From the conversations that have arisen since the start of the Time For Timber campaign, when it comes to insuring projects that involve timber, there is a real reluctance to take on what is perceived as additional exposure now, whether that’s from understanding the design of the building, or from the potential of fire, or even from water damage. It is these misgivings and uncertainties that have highlighted the need for this campaign, to educate and reassure the construction insurance sector as to the benefits of timber.

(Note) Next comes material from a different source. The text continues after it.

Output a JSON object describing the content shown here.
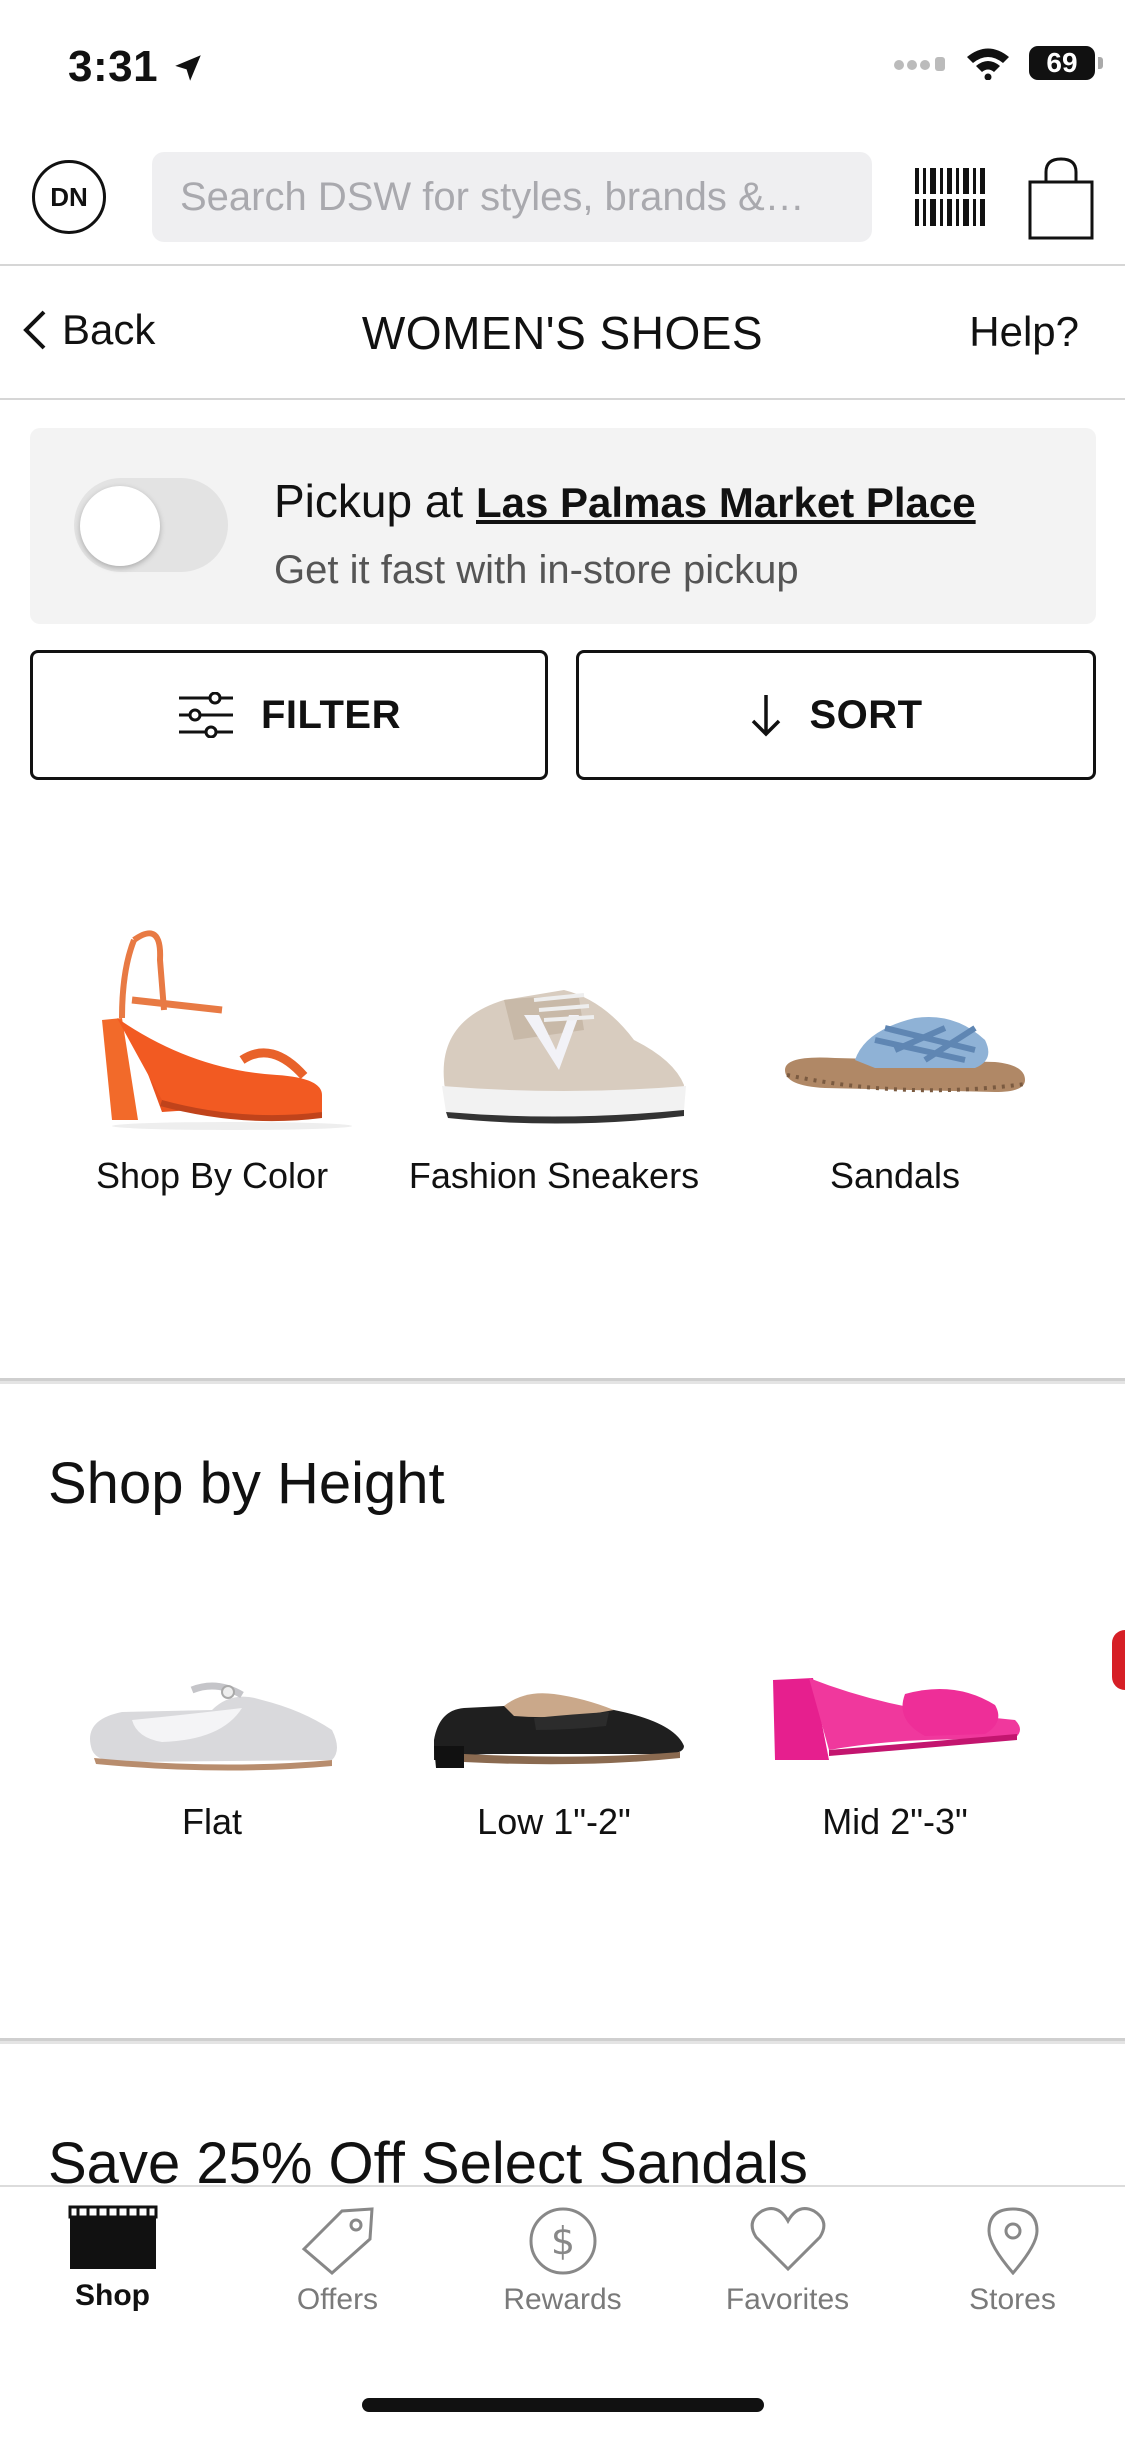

The positive benefits that the increased use of timber brings to the economy, climate change and achieving net zero are clear; albeit clear to those in construction. It is evident that facing a climate crisis, there needs to be a consolidated approach to how we, as a joined-up economy can move forwards. This follows on from many insurers recognising the perils that climate change can bring, from increased risks from flooding, or from the forest fires that have dominated the news agenda in California and Australia in the space of this year. Environmentalists and economists welcomed the news that the number of insurers withdrawing cover for coal projects more than doubled this year and for the first time US companies have taken action, leaving only a very few insurers as the “last resort” for fossil fuels. In fact, last year saw the 35 biggest insurers on their actions on fossil fuels, declared that coal – the biggest single contributor to climate change – “is on the way to becoming uninsurable” as most coal projects cannot be financed, built or operated without insurance. This added to the news that pension providers are focussing on net zero, with Aviva recently setting a 2050 net-zero target for its own auto-enrolment (AE) default pension funds. It also called on the government to make all AE default funds set the same goal. With the rise in returns in ESG funds, then the momentum created by insurers backing out of coal should hasten now that ethical investment is squarely part of the news cycle.

Are we therefore on the cusp of change, as the economy recovers from the pandemic and looks to mitigate further risk from the much larger threats caused by climate change?  Are we at the point where those in the construction industry work closer with their partners in construction insurance to improve the risk dynamics to educate any stakeholders whether they be builders or owners? This process can be seen to have begun, with the body that represents the use of engineered wood systems, The Structural Timber Association (STA), publishing ‘16 steps to fire safety for structural timber buildings under construction’. The document promotes best practice on construction sites, and whilst it is aimed at timber frame developments over 600m2 it is relevant for all timber-frame sites.

The 16 steps to fire safety include:

  • The Fire Safety Co-ordinator – Appoint a responsible person to co-ordinate site fire safety
  • The Site Fire Safety Plan – Carry out a fire risk assessment, write a site fire safety plan and review as construction progresses
  • Checks, inspections and tests throughout construction – Record and undertake fire drills, security and firefighting equipment checks
  • Communication and liaison – Inform the fire service and, for large sites, the police that a project is being undertaken
  • Fire detection and warning – Adopt an appropriate method of raising the alarm, which may require the use of automatic fire warning devices
  • First aid firefighting – Install portable fire extinguishers at appropriate locations and ensure sufficient site staff are trained to use them
  • Emergency escape routes – Provide, where possible, a minimum of two clearly marked and accessible escape routes, which comply with the appropriate travel distances for site workmen and visitors
  • Build in fire protection along the way – Install the STA guidelines’ vertical fire breaks and where possible design, plan and install fire protection as the building progresses
  • Site security against arson – All sites should be enclosed and made secure with appropriate security measures.
  • Safe storage of materials (including flammable liquids and LPG) – All sites should have appropriate storage for construction materials
  • A ‘no smoking’ site – No smoking within or close to the building

For a full copy of the document, or for further details on these and other measures you need to put in place to minimise the risk of fire on construction sites, register to download here
16 Steps to Fire Safety guide

Leave a Reply

Close Menu